Catalan crisis rekindled as parliament proposes Puigdemont as leader
Catalonia's parliament nominated former leader Carles Puigdemont, sacked by Spain for declaring independence, as candidate to rule the region again in a sign of defiance to Madrid and Prime Minister Mariano Rajoy's government.
Mr Puigdemont and his supporters say he can rule from self-imposed exile in Belgium, where he fled to in October to avoid arrest for his part in organising a banned referendum on a split from Spain and the declaration of independence.
Madrid has rejected this possibility and said it will challenge in the courts any attempt by him to rule remotely.
Mr Puigdemont said yesterday the independence movement would not bow to Spanish authority, in comments during a debate held in the University of Copenhagen. "We will not surrender to authoritarianism," Mr Puigdemont said at the event, which marked his first trip away from Belgium in three months.
Mr Puigdemont became the top candidate after elections in Catalonia last month gave secessionists a slim majority.
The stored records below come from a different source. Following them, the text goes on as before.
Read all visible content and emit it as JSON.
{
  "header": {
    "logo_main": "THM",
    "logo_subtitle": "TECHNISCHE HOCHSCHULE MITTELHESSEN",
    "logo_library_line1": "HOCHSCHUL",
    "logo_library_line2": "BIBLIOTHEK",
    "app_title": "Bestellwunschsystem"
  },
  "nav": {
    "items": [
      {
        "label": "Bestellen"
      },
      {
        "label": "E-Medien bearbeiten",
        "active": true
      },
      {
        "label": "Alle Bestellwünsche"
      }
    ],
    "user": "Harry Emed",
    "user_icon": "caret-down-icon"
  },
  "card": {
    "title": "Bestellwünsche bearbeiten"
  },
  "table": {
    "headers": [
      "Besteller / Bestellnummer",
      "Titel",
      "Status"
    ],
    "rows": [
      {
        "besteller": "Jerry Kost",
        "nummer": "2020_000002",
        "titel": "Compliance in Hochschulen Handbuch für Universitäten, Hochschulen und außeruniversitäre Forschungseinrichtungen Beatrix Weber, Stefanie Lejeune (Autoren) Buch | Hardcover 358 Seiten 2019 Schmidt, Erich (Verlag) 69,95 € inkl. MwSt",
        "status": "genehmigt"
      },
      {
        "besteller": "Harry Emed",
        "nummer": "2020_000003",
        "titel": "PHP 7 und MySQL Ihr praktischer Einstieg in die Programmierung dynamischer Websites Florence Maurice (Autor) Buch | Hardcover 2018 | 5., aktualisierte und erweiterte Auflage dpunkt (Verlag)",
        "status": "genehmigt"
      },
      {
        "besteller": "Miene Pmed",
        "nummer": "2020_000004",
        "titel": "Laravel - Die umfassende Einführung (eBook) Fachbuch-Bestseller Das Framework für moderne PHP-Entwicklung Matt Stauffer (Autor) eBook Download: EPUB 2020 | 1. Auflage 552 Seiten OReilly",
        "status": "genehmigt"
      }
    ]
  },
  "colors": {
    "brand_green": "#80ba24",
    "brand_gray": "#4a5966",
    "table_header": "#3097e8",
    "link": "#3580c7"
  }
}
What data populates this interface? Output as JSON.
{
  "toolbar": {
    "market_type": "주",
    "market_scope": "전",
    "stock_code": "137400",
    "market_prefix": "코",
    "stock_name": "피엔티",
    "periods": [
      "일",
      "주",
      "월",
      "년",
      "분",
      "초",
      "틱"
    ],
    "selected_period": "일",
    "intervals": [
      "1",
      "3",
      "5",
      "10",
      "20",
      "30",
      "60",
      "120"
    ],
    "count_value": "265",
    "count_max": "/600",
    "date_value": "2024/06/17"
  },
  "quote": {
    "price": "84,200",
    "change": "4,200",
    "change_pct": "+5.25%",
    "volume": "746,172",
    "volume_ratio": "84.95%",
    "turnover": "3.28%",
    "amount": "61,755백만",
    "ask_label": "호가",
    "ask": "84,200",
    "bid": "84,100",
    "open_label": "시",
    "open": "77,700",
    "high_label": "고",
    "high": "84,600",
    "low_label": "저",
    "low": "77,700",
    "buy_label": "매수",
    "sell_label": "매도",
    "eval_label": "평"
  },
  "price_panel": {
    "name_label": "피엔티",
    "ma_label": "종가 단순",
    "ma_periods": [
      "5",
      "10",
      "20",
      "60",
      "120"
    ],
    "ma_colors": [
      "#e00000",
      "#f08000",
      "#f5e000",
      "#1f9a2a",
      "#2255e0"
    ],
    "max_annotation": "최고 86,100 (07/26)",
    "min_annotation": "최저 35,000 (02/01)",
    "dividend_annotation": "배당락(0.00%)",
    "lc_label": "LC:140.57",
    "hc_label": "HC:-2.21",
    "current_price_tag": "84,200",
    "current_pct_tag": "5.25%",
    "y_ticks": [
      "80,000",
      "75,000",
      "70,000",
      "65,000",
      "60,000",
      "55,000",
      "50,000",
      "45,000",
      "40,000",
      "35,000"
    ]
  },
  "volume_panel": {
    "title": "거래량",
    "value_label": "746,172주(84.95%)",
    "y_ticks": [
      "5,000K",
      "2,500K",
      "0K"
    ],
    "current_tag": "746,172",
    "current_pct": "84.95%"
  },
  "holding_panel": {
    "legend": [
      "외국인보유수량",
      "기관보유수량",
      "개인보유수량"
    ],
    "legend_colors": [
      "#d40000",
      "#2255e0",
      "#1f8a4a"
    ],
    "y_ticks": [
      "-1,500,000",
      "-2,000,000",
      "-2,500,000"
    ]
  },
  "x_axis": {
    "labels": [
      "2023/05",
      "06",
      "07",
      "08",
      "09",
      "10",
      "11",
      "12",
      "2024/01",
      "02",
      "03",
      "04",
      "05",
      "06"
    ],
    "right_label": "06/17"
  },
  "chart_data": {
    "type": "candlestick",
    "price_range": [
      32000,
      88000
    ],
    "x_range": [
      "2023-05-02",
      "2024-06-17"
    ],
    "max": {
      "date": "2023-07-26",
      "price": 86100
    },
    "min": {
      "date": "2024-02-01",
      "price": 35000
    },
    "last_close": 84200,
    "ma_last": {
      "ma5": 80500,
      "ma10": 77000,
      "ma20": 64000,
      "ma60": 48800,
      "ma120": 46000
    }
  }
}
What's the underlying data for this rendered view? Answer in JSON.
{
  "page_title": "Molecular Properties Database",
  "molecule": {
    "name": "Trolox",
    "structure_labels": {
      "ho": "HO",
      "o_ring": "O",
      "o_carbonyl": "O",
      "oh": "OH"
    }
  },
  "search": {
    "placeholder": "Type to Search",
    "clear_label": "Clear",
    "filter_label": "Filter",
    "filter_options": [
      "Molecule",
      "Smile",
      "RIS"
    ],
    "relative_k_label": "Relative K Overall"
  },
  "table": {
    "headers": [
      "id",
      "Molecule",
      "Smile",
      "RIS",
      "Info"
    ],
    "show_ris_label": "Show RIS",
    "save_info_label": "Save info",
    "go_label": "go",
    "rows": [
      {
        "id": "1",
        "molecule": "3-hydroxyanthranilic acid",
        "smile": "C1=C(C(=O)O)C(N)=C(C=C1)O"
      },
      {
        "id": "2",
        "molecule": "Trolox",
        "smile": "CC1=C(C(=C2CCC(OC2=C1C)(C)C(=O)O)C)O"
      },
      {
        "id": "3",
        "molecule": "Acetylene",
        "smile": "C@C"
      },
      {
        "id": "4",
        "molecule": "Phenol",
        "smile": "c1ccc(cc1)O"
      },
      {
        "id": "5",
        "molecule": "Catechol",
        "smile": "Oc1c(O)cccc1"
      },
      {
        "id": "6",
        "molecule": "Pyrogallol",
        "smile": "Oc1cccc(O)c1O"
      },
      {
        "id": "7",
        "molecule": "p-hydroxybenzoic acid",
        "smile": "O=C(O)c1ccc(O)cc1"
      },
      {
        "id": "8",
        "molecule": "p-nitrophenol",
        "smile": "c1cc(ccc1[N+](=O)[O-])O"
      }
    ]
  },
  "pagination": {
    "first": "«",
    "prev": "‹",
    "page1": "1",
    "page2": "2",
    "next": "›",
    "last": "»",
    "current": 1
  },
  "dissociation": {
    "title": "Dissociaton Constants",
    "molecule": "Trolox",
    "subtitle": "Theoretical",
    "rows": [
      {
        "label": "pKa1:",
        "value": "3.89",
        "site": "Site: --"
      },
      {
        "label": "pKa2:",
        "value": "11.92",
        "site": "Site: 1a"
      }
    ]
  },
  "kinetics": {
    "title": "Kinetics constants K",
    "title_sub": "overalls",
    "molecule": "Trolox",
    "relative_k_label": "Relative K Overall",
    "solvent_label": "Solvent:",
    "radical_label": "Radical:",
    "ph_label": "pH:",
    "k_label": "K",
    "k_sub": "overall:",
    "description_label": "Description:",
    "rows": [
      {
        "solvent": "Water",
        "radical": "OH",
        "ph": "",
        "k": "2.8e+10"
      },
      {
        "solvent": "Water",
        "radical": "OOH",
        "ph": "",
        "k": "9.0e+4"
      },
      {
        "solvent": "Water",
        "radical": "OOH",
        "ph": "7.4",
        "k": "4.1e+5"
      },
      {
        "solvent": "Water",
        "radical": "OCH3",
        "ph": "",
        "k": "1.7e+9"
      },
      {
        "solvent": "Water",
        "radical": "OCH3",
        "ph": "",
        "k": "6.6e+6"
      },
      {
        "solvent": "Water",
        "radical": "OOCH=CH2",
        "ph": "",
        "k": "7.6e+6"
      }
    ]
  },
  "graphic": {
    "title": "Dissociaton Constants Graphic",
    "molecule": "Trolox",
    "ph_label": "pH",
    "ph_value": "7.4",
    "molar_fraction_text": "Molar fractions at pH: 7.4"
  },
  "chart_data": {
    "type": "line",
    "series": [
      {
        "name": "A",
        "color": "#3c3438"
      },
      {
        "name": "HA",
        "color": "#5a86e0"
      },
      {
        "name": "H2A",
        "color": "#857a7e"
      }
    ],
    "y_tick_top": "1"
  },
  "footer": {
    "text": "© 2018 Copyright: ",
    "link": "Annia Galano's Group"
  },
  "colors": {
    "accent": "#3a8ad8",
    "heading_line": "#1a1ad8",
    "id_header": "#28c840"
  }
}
The 55-year-old former journalist potentially faces decades in jail in Spain if he is convicted of the charges levelled against him, including rebellion and sedition, for organising the referendum and declaring Catalonia's independence.
Mr Rajoy and his ministers have said they would appeal to the courts and maintain Madrid's direct rule of Catalonia if Mr Puigdemont was elected while abroad.
However, the Catalan parliament's speaker said Mr Puigdemont was the only candidate chosen by parliament to rule the region. Catalonia's parliament must hold its first vote of confidence on the new leader by January 31.